» **WHAT YOU ARE ASKED TO DO**
Copy each line that includes the string "data" from the material into your answer.

========

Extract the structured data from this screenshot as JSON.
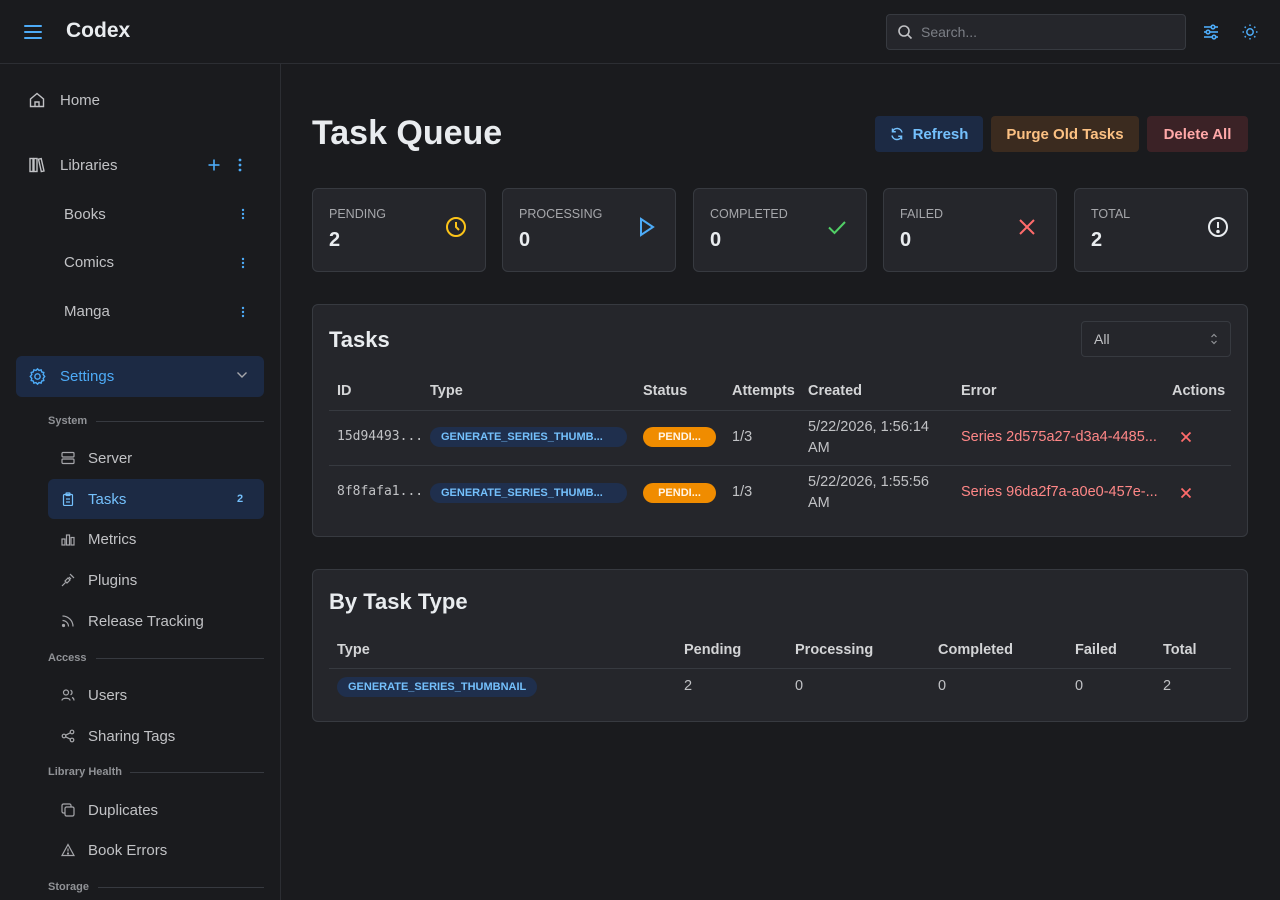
{
  "app": {
    "name": "Codex"
  },
  "search": {
    "placeholder": "Search..."
  },
  "sidebar": {
    "home": "Home",
    "libraries": {
      "label": "Libraries",
      "items": [
        {
          "label": "Books"
        },
        {
          "label": "Comics"
        },
        {
          "label": "Manga"
        }
      ]
    },
    "settings": "Settings",
    "sections": [
      {
        "label": "System",
        "items": [
          {
            "label": "Server",
            "icon": "server-icon"
          },
          {
            "label": "Tasks",
            "icon": "clipboard-icon",
            "badge": "2",
            "active": true
          },
          {
            "label": "Metrics",
            "icon": "bar-chart-icon"
          },
          {
            "label": "Plugins",
            "icon": "plug-icon"
          },
          {
            "label": "Release Tracking",
            "icon": "rss-icon"
          }
        ]
      },
      {
        "label": "Access",
        "items": [
          {
            "label": "Users",
            "icon": "users-icon"
          },
          {
            "label": "Sharing Tags",
            "icon": "share-icon"
          }
        ]
      },
      {
        "label": "Library Health",
        "items": [
          {
            "label": "Duplicates",
            "icon": "copy-icon"
          },
          {
            "label": "Book Errors",
            "icon": "alert-triangle-icon"
          }
        ]
      },
      {
        "label": "Storage",
        "items": []
      }
    ]
  },
  "page": {
    "title": "Task Queue",
    "actions": {
      "refresh": "Refresh",
      "purge": "Purge Old Tasks",
      "delete_all": "Delete All"
    }
  },
  "stats": [
    {
      "label": "PENDING",
      "value": "2",
      "icon": "clock-icon",
      "color": "#fcc419"
    },
    {
      "label": "PROCESSING",
      "value": "0",
      "icon": "play-icon",
      "color": "#4dabf7"
    },
    {
      "label": "COMPLETED",
      "value": "0",
      "icon": "check-icon",
      "color": "#51cf66"
    },
    {
      "label": "FAILED",
      "value": "0",
      "icon": "x-icon",
      "color": "#ff6b6b"
    },
    {
      "label": "TOTAL",
      "value": "2",
      "icon": "alert-circle-icon",
      "color": "#e9ecef"
    }
  ],
  "tasks": {
    "title": "Tasks",
    "filter": "All",
    "columns": [
      "ID",
      "Type",
      "Status",
      "Attempts",
      "Created",
      "Error",
      "Actions"
    ],
    "rows": [
      {
        "id": "15d94493...",
        "type": "GENERATE_SERIES_THUMB...",
        "status": "PENDI...",
        "attempts": "1/3",
        "created_1": "5/22/2026, 1:56:14",
        "created_2": "AM",
        "error": "Series 2d575a27-d3a4-4485..."
      },
      {
        "id": "8f8fafa1...",
        "type": "GENERATE_SERIES_THUMB...",
        "status": "PENDI...",
        "attempts": "1/3",
        "created_1": "5/22/2026, 1:55:56",
        "created_2": "AM",
        "error": "Series 96da2f7a-a0e0-457e-..."
      }
    ]
  },
  "by_type": {
    "title": "By Task Type",
    "columns": [
      "Type",
      "Pending",
      "Processing",
      "Completed",
      "Failed",
      "Total"
    ],
    "rows": [
      {
        "type": "GENERATE_SERIES_THUMBNAIL",
        "pending": "2",
        "processing": "0",
        "completed": "0",
        "failed": "0",
        "total": "2"
      }
    ]
  },
  "colors": {
    "accent": "#4dabf7",
    "background": "#1a1b1e",
    "card": "#25262b",
    "pending": "#f08c00",
    "error": "#ff8787"
  }
}
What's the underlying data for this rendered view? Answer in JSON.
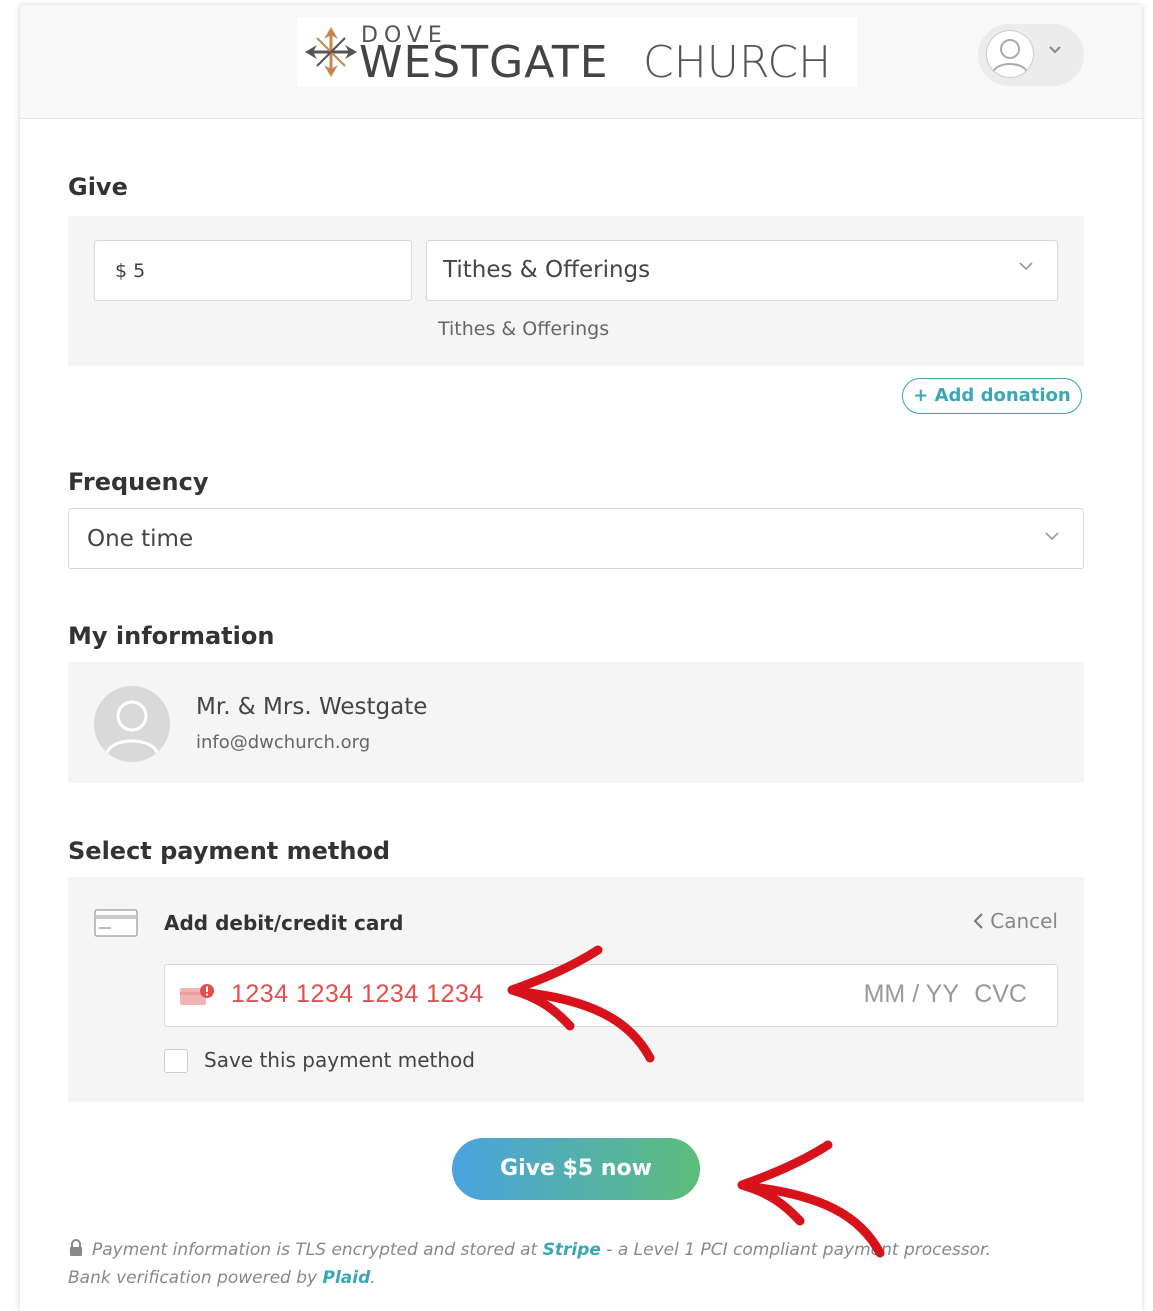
{
  "header": {
    "logo": {
      "top_word": "DOVE",
      "main_word": "WESTGATE",
      "suffix": "CHURCH"
    }
  },
  "give": {
    "title": "Give",
    "amount_value": "$ 5",
    "fund_selected": "Tithes & Offerings",
    "fund_caption": "Tithes & Offerings",
    "add_donation_label": "+ Add donation"
  },
  "frequency": {
    "title": "Frequency",
    "selected": "One time"
  },
  "my_information": {
    "title": "My information",
    "name": "Mr. & Mrs. Westgate",
    "email": "info@dwchurch.org"
  },
  "payment": {
    "title": "Select payment method",
    "add_card_label": "Add debit/credit card",
    "cancel_label": "Cancel",
    "card_number_placeholder": "1234 1234 1234 1234",
    "expiry_placeholder": "MM / YY",
    "cvc_placeholder": "CVC",
    "save_label": "Save this payment method",
    "save_checked": false
  },
  "submit": {
    "label": "Give $5 now"
  },
  "footer": {
    "text_1": "Payment information is TLS encrypted and stored at ",
    "stripe": "Stripe",
    "text_2": " - a Level 1 PCI compliant payment processor. Bank verification powered by ",
    "plaid": "Plaid",
    "text_3": "."
  },
  "colors": {
    "accent_teal": "#3aa7b5",
    "error_red": "#e44d4d",
    "button_gradient_start": "#4aa3e0",
    "button_gradient_end": "#5cbd7a",
    "annotation_arrow": "#d8121a"
  }
}
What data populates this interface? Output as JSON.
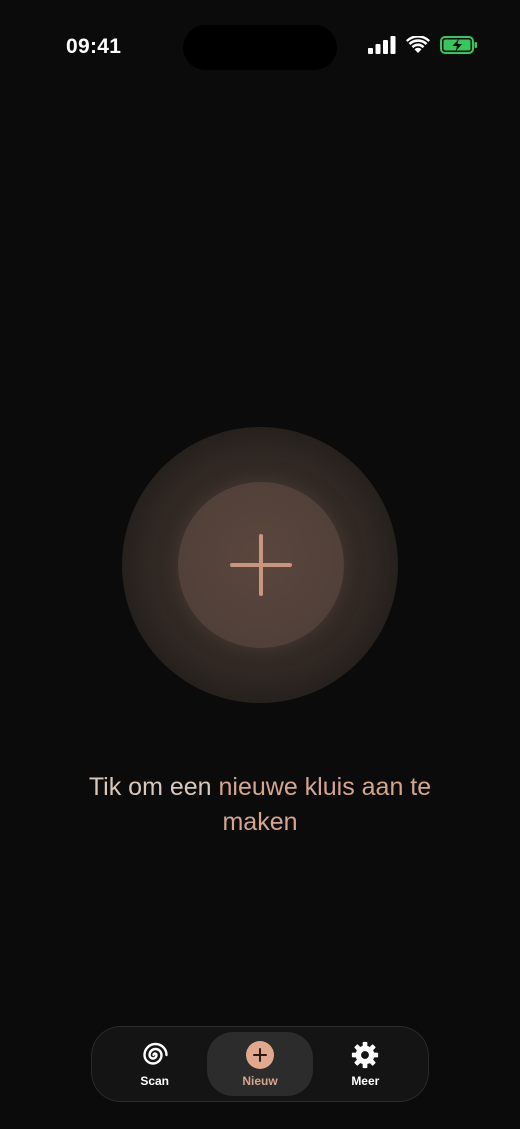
{
  "status_bar": {
    "time": "09:41",
    "icons": [
      "signal-icon",
      "wifi-icon",
      "battery-charging-icon"
    ]
  },
  "main": {
    "create_button_icon": "plus-icon",
    "hint_prefix": "Tik om een ",
    "hint_accent": "nieuwe kluis aan te maken"
  },
  "tab_bar": {
    "tabs": [
      {
        "label": "Scan",
        "icon": "spiral-icon",
        "active": false
      },
      {
        "label": "Nieuw",
        "icon": "add-circle-icon",
        "active": true
      },
      {
        "label": "Meer",
        "icon": "gear-icon",
        "active": false
      }
    ]
  },
  "colors": {
    "background": "#0b0b0b",
    "accent": "#d5a58c",
    "battery": "#34c759"
  }
}
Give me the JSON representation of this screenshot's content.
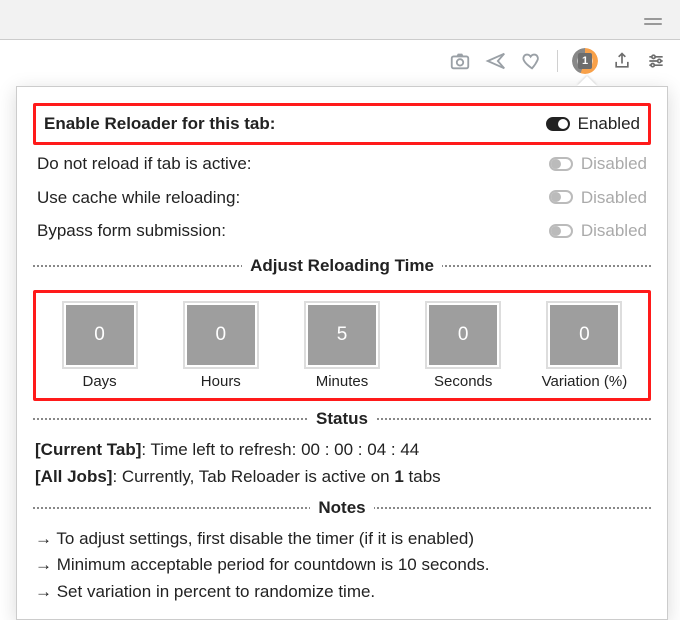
{
  "toolbar": {
    "notification_count": "1"
  },
  "options": {
    "enable": {
      "label": "Enable Reloader for this tab:",
      "state": "Enabled",
      "on": true
    },
    "noReloadActive": {
      "label": "Do not reload if tab is active:",
      "state": "Disabled",
      "on": false
    },
    "useCache": {
      "label": "Use cache while reloading:",
      "state": "Disabled",
      "on": false
    },
    "bypassForm": {
      "label": "Bypass form submission:",
      "state": "Disabled",
      "on": false
    }
  },
  "time": {
    "legend": "Adjust Reloading Time",
    "cells": {
      "days": {
        "value": "0",
        "label": "Days"
      },
      "hours": {
        "value": "0",
        "label": "Hours"
      },
      "minutes": {
        "value": "5",
        "label": "Minutes"
      },
      "seconds": {
        "value": "0",
        "label": "Seconds"
      },
      "variation": {
        "value": "0",
        "label": "Variation (%)"
      }
    }
  },
  "status": {
    "legend": "Status",
    "current_prefix": "[Current Tab]",
    "current_text": ": Time left to refresh: ",
    "current_time": "00 : 00 : 04 : 44",
    "all_prefix": "[All Jobs]",
    "all_text_a": ": Currently, Tab Reloader is active on ",
    "all_count": "1",
    "all_text_b": " tabs"
  },
  "notes": {
    "legend": "Notes",
    "n1": "→ To adjust settings, first disable the timer (if it is enabled)",
    "n2": "→ Minimum acceptable period for countdown is 10 seconds.",
    "n3": "→ Set variation in percent to randomize time."
  }
}
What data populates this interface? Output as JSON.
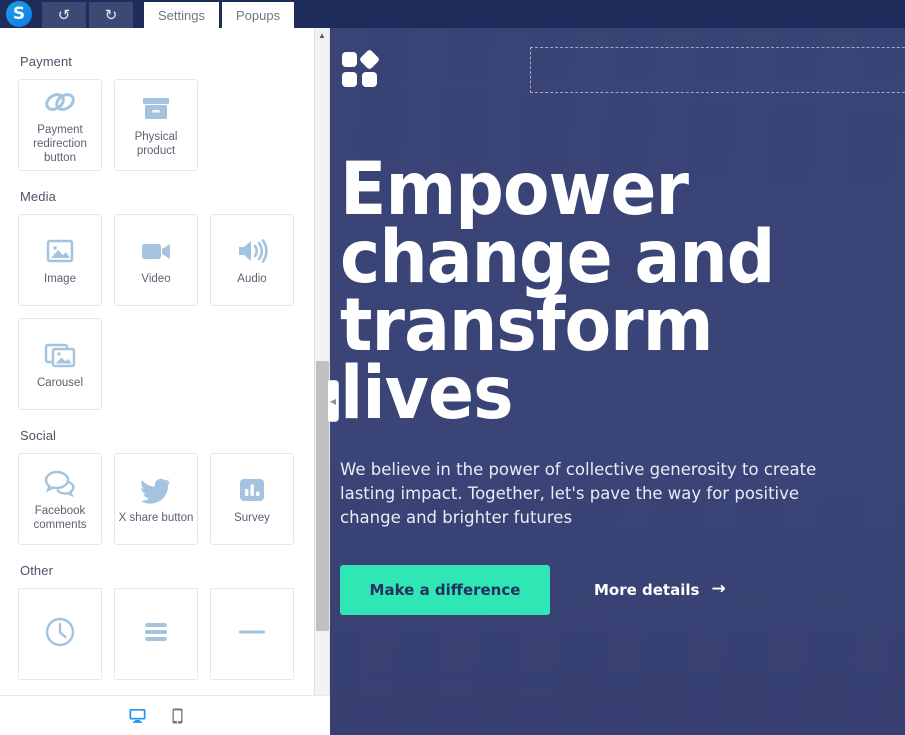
{
  "topbar": {
    "logo_letter": "S",
    "undo_label": "↺",
    "redo_label": "↻",
    "tabs": [
      {
        "label": "Settings"
      },
      {
        "label": "Popups"
      }
    ]
  },
  "sidebar": {
    "sections": [
      {
        "title": "Payment",
        "items": [
          {
            "label": "Payment redirection button",
            "icon": "link-icon"
          },
          {
            "label": "Physical product",
            "icon": "box-icon"
          }
        ]
      },
      {
        "title": "Media",
        "items": [
          {
            "label": "Image",
            "icon": "image-icon"
          },
          {
            "label": "Video",
            "icon": "video-camera-icon"
          },
          {
            "label": "Audio",
            "icon": "speaker-icon"
          },
          {
            "label": "Carousel",
            "icon": "carousel-icon"
          }
        ]
      },
      {
        "title": "Social",
        "items": [
          {
            "label": "Facebook comments",
            "icon": "speech-bubbles-icon"
          },
          {
            "label": "X share button",
            "icon": "bird-icon"
          },
          {
            "label": "Survey",
            "icon": "bar-chart-icon"
          }
        ]
      },
      {
        "title": "Other",
        "items": [
          {
            "label": "",
            "icon": "clock-icon"
          },
          {
            "label": "",
            "icon": "menu-lines-icon"
          },
          {
            "label": "",
            "icon": "divider-line-icon"
          }
        ]
      }
    ],
    "scrollbar": {
      "up": "▲",
      "down": "▼"
    },
    "collapse_handle": "◀"
  },
  "device_bar": {
    "desktop_label": "Desktop view",
    "mobile_label": "Mobile view",
    "active": "desktop"
  },
  "canvas": {
    "brand_mark": "four-squares-logo",
    "nav_dropzone_label": "",
    "hero": {
      "title": "Empower\nchange and\ntransform lives",
      "subtitle": "We believe in the power of collective generosity to create lasting impact. Together, let's pave the way for positive change and brighter futures",
      "primary_cta": "Make a difference",
      "secondary_cta": "More details",
      "secondary_cta_arrow": "→"
    }
  },
  "colors": {
    "topbar_bg": "#1e2c5c",
    "hero_bg": "#3c4679",
    "primary_cta_bg": "#2fe6b5",
    "primary_cta_text": "#24305e",
    "tile_icon": "#a4c3de",
    "device_active": "#2196f3"
  }
}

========

» **ANSWER TO THIS EXERCISE**
Extract the structured data from this screenshot as JSON.
What's the underlying data for this rendered view? Answer in JSON.
What data populates this interface? Output as JSON.
What data populates this interface? Output as JSON.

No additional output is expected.